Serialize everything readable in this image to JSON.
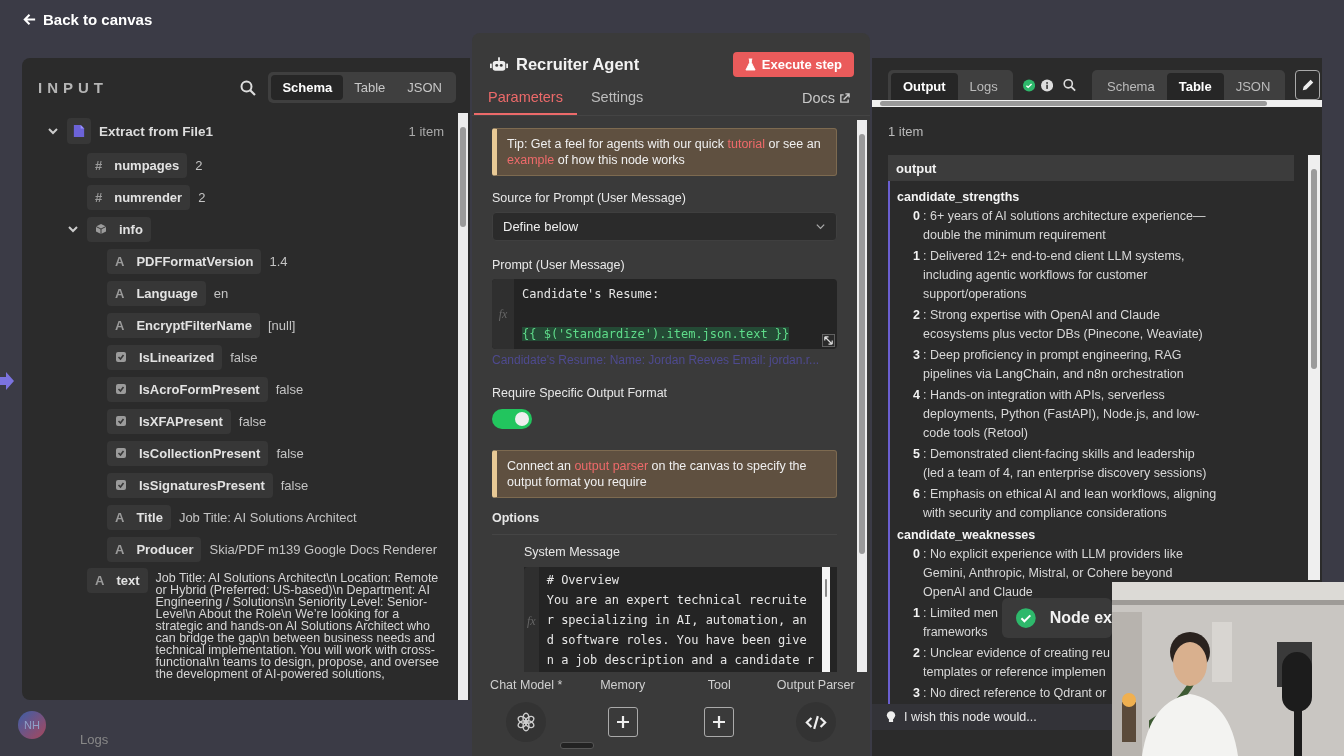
{
  "back_link": {
    "label": "Back to canvas"
  },
  "canvas": {
    "avatar": "NH",
    "logs_label": "Logs"
  },
  "input_panel": {
    "title": "INPUT",
    "view_tabs": [
      {
        "label": "Schema",
        "selected": true
      },
      {
        "label": "Table",
        "selected": false
      },
      {
        "label": "JSON",
        "selected": false
      }
    ],
    "tree": [
      {
        "kind": "node",
        "key": "Extract from File1",
        "count": "1 item",
        "expanded": true,
        "children": [
          {
            "kind": "number",
            "glyph": "#",
            "key": "numpages",
            "value": "2"
          },
          {
            "kind": "number",
            "glyph": "#",
            "key": "numrender",
            "value": "2"
          },
          {
            "kind": "object",
            "key": "info",
            "expanded": true,
            "children": [
              {
                "kind": "string",
                "glyph": "A",
                "key": "PDFFormatVersion",
                "value": "1.4"
              },
              {
                "kind": "string",
                "glyph": "A",
                "key": "Language",
                "value": "en"
              },
              {
                "kind": "string",
                "glyph": "A",
                "key": "EncryptFilterName",
                "value": "[null]"
              },
              {
                "kind": "boolean",
                "key": "IsLinearized",
                "value": "false"
              },
              {
                "kind": "boolean",
                "key": "IsAcroFormPresent",
                "value": "false"
              },
              {
                "kind": "boolean",
                "key": "IsXFAPresent",
                "value": "false"
              },
              {
                "kind": "boolean",
                "key": "IsCollectionPresent",
                "value": "false"
              },
              {
                "kind": "boolean",
                "key": "IsSignaturesPresent",
                "value": "false"
              },
              {
                "kind": "string",
                "glyph": "A",
                "key": "Title",
                "value": "Job Title: AI Solutions Architect"
              },
              {
                "kind": "string",
                "glyph": "A",
                "key": "Producer",
                "value": "Skia/PDF m139 Google Docs Renderer"
              }
            ]
          },
          {
            "kind": "string",
            "glyph": "A",
            "key": "text",
            "value": "Job Title: AI Solutions Architect\\n Location: Remote or Hybrid (Preferred: US-based)\\n Department: AI Engineering / Solutions\\n Seniority Level: Senior-Level\\n About the Role\\n We’re looking for a strategic and hands-on AI Solutions Architect who can bridge the gap\\n between business needs and technical implementation. You will work with cross-functional\\n teams to design, propose, and oversee the development of AI-powered solutions,"
          }
        ]
      }
    ]
  },
  "node_panel": {
    "title": "Recruiter Agent",
    "execute_button": "Execute step",
    "tabs": [
      {
        "label": "Parameters",
        "selected": true
      },
      {
        "label": "Settings",
        "selected": false
      }
    ],
    "docs_link": "Docs",
    "tip": [
      {
        "text": "Tip: Get a feel for agents with our quick "
      },
      {
        "text": "tutorial",
        "link": true
      },
      {
        "text": " or see an "
      },
      {
        "text": "example",
        "link": true
      },
      {
        "text": " of how this node works"
      }
    ],
    "source_label": "Source for Prompt (User Message)",
    "source_value": "Define below",
    "prompt_label": "Prompt (User Message)",
    "prompt_gutter": "fx",
    "prompt_lines": [
      {
        "kind": "plain",
        "text": "Candidate's Resume:"
      },
      {
        "kind": "blank"
      },
      {
        "kind": "expression",
        "text": "{{ $('Standardize').item.json.text }}"
      }
    ],
    "prompt_preview": "Candidate's Resume: Name: Jordan Reeves Email: jordan.r...",
    "output_format_label": "Require Specific Output Format",
    "output_format_on": true,
    "parser_notice": [
      {
        "text": "Connect an "
      },
      {
        "text": "output parser",
        "link": true
      },
      {
        "text": " on the canvas to specify the output format you require"
      }
    ],
    "options_label": "Options",
    "system_message_label": "System Message",
    "system_gutter": "fx",
    "system_message_lines": [
      "# Overview",
      "You are an expert technical recruite",
      "r specializing in AI, automation, an",
      "d software roles. You have been give",
      "n a job description and a candidate r"
    ],
    "connectors": [
      {
        "label": "Chat Model *",
        "kind": "model"
      },
      {
        "label": "Memory",
        "kind": "add"
      },
      {
        "label": "Tool",
        "kind": "add"
      },
      {
        "label": "Output Parser",
        "kind": "parser"
      }
    ]
  },
  "output_panel": {
    "tabs": [
      {
        "label": "Output",
        "selected": true
      },
      {
        "label": "Logs",
        "selected": false
      }
    ],
    "view_tabs": [
      {
        "label": "Schema",
        "selected": false
      },
      {
        "label": "Table",
        "selected": true
      },
      {
        "label": "JSON",
        "selected": false
      }
    ],
    "item_count": "1 item",
    "column": "output",
    "groups": [
      {
        "key": "candidate_strengths",
        "items": [
          {
            "index": "0",
            "lines": [
              ": 6+ years of AI solutions architecture experience—",
              "double the minimum requirement"
            ]
          },
          {
            "index": "1",
            "lines": [
              ": Delivered 12+ end-to-end client LLM systems,",
              "including agentic workflows for customer",
              "support/operations"
            ]
          },
          {
            "index": "2",
            "lines": [
              ": Strong expertise with OpenAI and Claude",
              "ecosystems plus vector DBs (Pinecone, Weaviate)"
            ]
          },
          {
            "index": "3",
            "lines": [
              ": Deep proficiency in prompt engineering, RAG",
              "pipelines via LangChain, and n8n orchestration"
            ]
          },
          {
            "index": "4",
            "lines": [
              ": Hands-on integration with APIs, serverless",
              "deployments, Python (FastAPI), Node.js, and low-",
              "code tools (Retool)"
            ]
          },
          {
            "index": "5",
            "lines": [
              ": Demonstrated client-facing skills and leadership",
              "(led a team of 4, ran enterprise discovery sessions)"
            ]
          },
          {
            "index": "6",
            "lines": [
              ": Emphasis on ethical AI and lean workflows, aligning",
              "with security and compliance considerations"
            ]
          }
        ]
      },
      {
        "key": "candidate_weaknesses",
        "items": [
          {
            "index": "0",
            "lines": [
              ": No explicit experience with LLM providers like",
              "Gemini, Anthropic, Mistral, or Cohere beyond",
              "OpenAI and Claude"
            ]
          },
          {
            "index": "1",
            "lines": [
              ": Limited men",
              "frameworks"
            ]
          },
          {
            "index": "2",
            "lines": [
              ": Unclear evidence of creating reu",
              "templates or reference implemen"
            ]
          },
          {
            "index": "3",
            "lines": [
              ": No direct reference to Qdrant or"
            ]
          }
        ]
      }
    ],
    "feedback": "I wish this node would..."
  },
  "toast": {
    "message": "Node ex"
  }
}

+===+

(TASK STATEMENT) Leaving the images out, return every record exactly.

(TASK RESULT)
Serialize everything readable in this image to JSON.
{
  "back_link": {
    "label": "Back to canvas"
  },
  "canvas": {
    "avatar": "NH",
    "logs_label": "Logs"
  },
  "input_panel": {
    "title": "INPUT",
    "view_tabs": [
      {
        "label": "Schema",
        "selected": true
      },
      {
        "label": "Table",
        "selected": false
      },
      {
        "label": "JSON",
        "selected": false
      }
    ],
    "tree": [
      {
        "kind": "node",
        "key": "Extract from File1",
        "count": "1 item",
        "expanded": true,
        "children": [
          {
            "kind": "number",
            "glyph": "#",
            "key": "numpages",
            "value": "2"
          },
          {
            "kind": "number",
            "glyph": "#",
            "key": "numrender",
            "value": "2"
          },
          {
            "kind": "object",
            "key": "info",
            "expanded": true,
            "children": [
              {
                "kind": "string",
                "glyph": "A",
                "key": "PDFFormatVersion",
                "value": "1.4"
              },
              {
                "kind": "string",
                "glyph": "A",
                "key": "Language",
                "value": "en"
              },
              {
                "kind": "string",
                "glyph": "A",
                "key": "EncryptFilterName",
                "value": "[null]"
              },
              {
                "kind": "boolean",
                "key": "IsLinearized",
                "value": "false"
              },
              {
                "kind": "boolean",
                "key": "IsAcroFormPresent",
                "value": "false"
              },
              {
                "kind": "boolean",
                "key": "IsXFAPresent",
                "value": "false"
              },
              {
                "kind": "boolean",
                "key": "IsCollectionPresent",
                "value": "false"
              },
              {
                "kind": "boolean",
                "key": "IsSignaturesPresent",
                "value": "false"
              },
              {
                "kind": "string",
                "glyph": "A",
                "key": "Title",
                "value": "Job Title: AI Solutions Architect"
              },
              {
                "kind": "string",
                "glyph": "A",
                "key": "Producer",
                "value": "Skia/PDF m139 Google Docs Renderer"
              }
            ]
          },
          {
            "kind": "string",
            "glyph": "A",
            "key": "text",
            "value": "Job Title: AI Solutions Architect\\n Location: Remote or Hybrid (Preferred: US-based)\\n Department: AI Engineering / Solutions\\n Seniority Level: Senior-Level\\n About the Role\\n We’re looking for a strategic and hands-on AI Solutions Architect who can bridge the gap\\n between business needs and technical implementation. You will work with cross-functional\\n teams to design, propose, and oversee the development of AI-powered solutions,"
          }
        ]
      }
    ]
  },
  "node_panel": {
    "title": "Recruiter Agent",
    "execute_button": "Execute step",
    "tabs": [
      {
        "label": "Parameters",
        "selected": true
      },
      {
        "label": "Settings",
        "selected": false
      }
    ],
    "docs_link": "Docs",
    "tip": [
      {
        "text": "Tip: Get a feel for agents with our quick "
      },
      {
        "text": "tutorial",
        "link": true
      },
      {
        "text": " or see an "
      },
      {
        "text": "example",
        "link": true
      },
      {
        "text": " of how this node works"
      }
    ],
    "source_label": "Source for Prompt (User Message)",
    "source_value": "Define below",
    "prompt_label": "Prompt (User Message)",
    "prompt_gutter": "fx",
    "prompt_lines": [
      {
        "kind": "plain",
        "text": "Candidate's Resume:"
      },
      {
        "kind": "blank"
      },
      {
        "kind": "expression",
        "text": "{{ $('Standardize').item.json.text }}"
      }
    ],
    "prompt_preview": "Candidate's Resume: Name: Jordan Reeves Email: jordan.r...",
    "output_format_label": "Require Specific Output Format",
    "output_format_on": true,
    "parser_notice": [
      {
        "text": "Connect an "
      },
      {
        "text": "output parser",
        "link": true
      },
      {
        "text": " on the canvas to specify the output format you require"
      }
    ],
    "options_label": "Options",
    "system_message_label": "System Message",
    "system_gutter": "fx",
    "system_message_lines": [
      "# Overview",
      "You are an expert technical recruite",
      "r specializing in AI, automation, an",
      "d software roles. You have been give",
      "n a job description and a candidate r"
    ],
    "connectors": [
      {
        "label": "Chat Model *",
        "kind": "model"
      },
      {
        "label": "Memory",
        "kind": "add"
      },
      {
        "label": "Tool",
        "kind": "add"
      },
      {
        "label": "Output Parser",
        "kind": "parser"
      }
    ]
  },
  "output_panel": {
    "tabs": [
      {
        "label": "Output",
        "selected": true
      },
      {
        "label": "Logs",
        "selected": false
      }
    ],
    "view_tabs": [
      {
        "label": "Schema",
        "selected": false
      },
      {
        "label": "Table",
        "selected": true
      },
      {
        "label": "JSON",
        "selected": false
      }
    ],
    "item_count": "1 item",
    "column": "output",
    "groups": [
      {
        "key": "candidate_strengths",
        "items": [
          {
            "index": "0",
            "lines": [
              ": 6+ years of AI solutions architecture experience—",
              "double the minimum requirement"
            ]
          },
          {
            "index": "1",
            "lines": [
              ": Delivered 12+ end-to-end client LLM systems,",
              "including agentic workflows for customer",
              "support/operations"
            ]
          },
          {
            "index": "2",
            "lines": [
              ": Strong expertise with OpenAI and Claude",
              "ecosystems plus vector DBs (Pinecone, Weaviate)"
            ]
          },
          {
            "index": "3",
            "lines": [
              ": Deep proficiency in prompt engineering, RAG",
              "pipelines via LangChain, and n8n orchestration"
            ]
          },
          {
            "index": "4",
            "lines": [
              ": Hands-on integration with APIs, serverless",
              "deployments, Python (FastAPI), Node.js, and low-",
              "code tools (Retool)"
            ]
          },
          {
            "index": "5",
            "lines": [
              ": Demonstrated client-facing skills and leadership",
              "(led a team of 4, ran enterprise discovery sessions)"
            ]
          },
          {
            "index": "6",
            "lines": [
              ": Emphasis on ethical AI and lean workflows, aligning",
              "with security and compliance considerations"
            ]
          }
        ]
      },
      {
        "key": "candidate_weaknesses",
        "items": [
          {
            "index": "0",
            "lines": [
              ": No explicit experience with LLM providers like",
              "Gemini, Anthropic, Mistral, or Cohere beyond",
              "OpenAI and Claude"
            ]
          },
          {
            "index": "1",
            "lines": [
              ": Limited men",
              "frameworks"
            ]
          },
          {
            "index": "2",
            "lines": [
              ": Unclear evidence of creating reu",
              "templates or reference implemen"
            ]
          },
          {
            "index": "3",
            "lines": [
              ": No direct reference to Qdrant or"
            ]
          }
        ]
      }
    ],
    "feedback": "I wish this node would..."
  },
  "toast": {
    "message": "Node ex"
  }
}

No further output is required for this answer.